Total porosity at different temperatures and different dosages of fibres can be expressed as [5]where the capillary porosity and the micro- and macroporosities and terms depend only on the mix design, while the rest of the equation is related to the PP fibres effect at different temperatures. Specifically, the porosity terms dependent on fibres mean the following: is related to aggregates ITZ connected by fibres; is due to ITZ formation around fibres; is related to voids variation due to PP fibres relaxation; takes into account micro air bubbles connection and consequent porosity increment; considers void channels formation, at high temperatures, after fibres evaporation; and finally is the porosity increment to the microthermal cracks.

Appling this porosity formulation to the hygrothermomechanical FE code, the hydraulic diffusivity will vary accordingly.

Following Bazant’s formulation [19], is so expressed: where is the diffusivity part, dependent on the physics characteristics related to the ratio.

The PP fibres employed in the concrete material at elevated temperatures, increasing the porosity and the connections between the material voids and not affecting the chemical reactions in the matrix, can be taken into account modifying only the term : where and are constitutive parameters.

##### 3.2. Microcracking Related to PP Fibres

An aspect that has to be considered, when determining the concrete diffusivity containing PP fibres, is the microcracking that appears around the void channels once the fibres evaporate [20]. The cracks, being a mechanical response of the cement paste due to a local stiffness variation, cause a void increment, so reducing the internal concrete pressure after the peak and causing a variation in hydraulic diffusivity.

For the determination of the microthermal cracks, a formulation that considers a damage variable dependent only on temperature has been developed [21]:where and are the minimum and maximum temperatures when microcracks occur and is the initial thermal expansion.
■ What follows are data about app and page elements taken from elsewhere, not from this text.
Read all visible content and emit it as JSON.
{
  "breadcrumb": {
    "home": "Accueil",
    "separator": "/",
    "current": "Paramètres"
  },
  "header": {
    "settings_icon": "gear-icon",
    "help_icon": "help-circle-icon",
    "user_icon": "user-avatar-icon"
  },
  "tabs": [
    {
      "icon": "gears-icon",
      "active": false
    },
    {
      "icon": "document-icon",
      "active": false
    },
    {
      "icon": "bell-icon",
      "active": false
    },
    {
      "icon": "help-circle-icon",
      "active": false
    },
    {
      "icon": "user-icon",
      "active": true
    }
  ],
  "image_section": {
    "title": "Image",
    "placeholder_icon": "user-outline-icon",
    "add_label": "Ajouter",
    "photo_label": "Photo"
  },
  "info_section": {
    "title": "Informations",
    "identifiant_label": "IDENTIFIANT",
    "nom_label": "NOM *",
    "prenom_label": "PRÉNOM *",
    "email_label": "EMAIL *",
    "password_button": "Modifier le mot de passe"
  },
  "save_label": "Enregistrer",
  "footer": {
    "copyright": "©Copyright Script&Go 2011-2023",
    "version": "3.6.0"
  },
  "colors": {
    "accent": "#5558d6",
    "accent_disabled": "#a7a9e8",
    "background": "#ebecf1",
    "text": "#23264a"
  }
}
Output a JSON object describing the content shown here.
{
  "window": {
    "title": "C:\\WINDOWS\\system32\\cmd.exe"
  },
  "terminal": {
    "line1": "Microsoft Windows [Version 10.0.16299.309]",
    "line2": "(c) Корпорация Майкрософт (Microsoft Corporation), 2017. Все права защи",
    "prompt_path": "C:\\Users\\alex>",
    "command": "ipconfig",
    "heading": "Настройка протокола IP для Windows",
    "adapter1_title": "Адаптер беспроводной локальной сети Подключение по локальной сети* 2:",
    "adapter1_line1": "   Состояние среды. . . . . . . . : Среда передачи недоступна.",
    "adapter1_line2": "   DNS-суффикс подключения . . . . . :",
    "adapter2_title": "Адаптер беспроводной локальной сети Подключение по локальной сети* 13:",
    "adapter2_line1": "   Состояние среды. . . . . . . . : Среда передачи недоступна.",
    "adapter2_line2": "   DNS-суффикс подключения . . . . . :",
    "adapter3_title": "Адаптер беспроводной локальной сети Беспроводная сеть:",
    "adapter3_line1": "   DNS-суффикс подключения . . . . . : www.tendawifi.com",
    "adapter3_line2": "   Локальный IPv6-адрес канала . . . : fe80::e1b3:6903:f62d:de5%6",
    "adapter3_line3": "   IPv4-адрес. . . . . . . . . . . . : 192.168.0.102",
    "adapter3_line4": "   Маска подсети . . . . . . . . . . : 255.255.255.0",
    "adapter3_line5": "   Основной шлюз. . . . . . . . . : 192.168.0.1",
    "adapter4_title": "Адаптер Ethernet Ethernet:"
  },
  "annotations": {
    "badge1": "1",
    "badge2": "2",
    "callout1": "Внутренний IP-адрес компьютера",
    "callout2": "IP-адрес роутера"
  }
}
The term is the linear variation of the thermal expansion during heating and is the thermal variation when microcrack takes place:where is the tangent modulus of the damaged curve *.*

The hygrometric diffusivity has been modified to take into account the microcrack contribution as follows:where can be found experimentally.

##### 3.3. Visco-Elasto-Damaged Formulation

The skeleton of the concrete material has been represented as a viscoelastic material coupled with Mazars’ damage formulation [3].

Following a FE formulation the stress-strain relation can be so expressed:where is the analysis time, is the relaxation time, , are the stress and strain tensors, respectively, is the scalar damage parameter,** B** is the derivative shape function operator, and is the relaxation function, dual to the compliance or creep function, in accordance with the Maxwell-Chain model:where represents the th elastic modulus of the Maxwell unit and* y* is the reduction time parameter.

The damage variable* d* is evaluated following Mazars’ formulation [14], where the load function is assumed as follows:where* k* is an internal variable and is the equivalent strain:The damage law is an exponential function, subdivided in a compression and in a traction part:where , (with ), and are the material parameters; are the coupled coefficients.

#### 4. Numerical Models

##### 4.1. 3D Numerical Analyses at the Macro- and Mesolevel without PP Fibres Inclusions

Before investigating the effect of polypropylene fibres, the behaviour of a base cell of concrete, without addition of PP fibres, modelled at the macro- and mesolevel and subjected only to a heating rate has been presented in this subsection.

A representation of the concrete at the mesolevel will allow us to determine the effects of internal hyperstaticities due to the different characteristics of the individual phases, which are due to concentrations of stresses and strains during the heating process of the material and that can lead to a mechanical damage. Such concentrations are not visible by using macroscopic models.

Details of the cell adopted in the analyses are visible in Figure 1; symmetry conditions have been assumed to simplify the numerical model.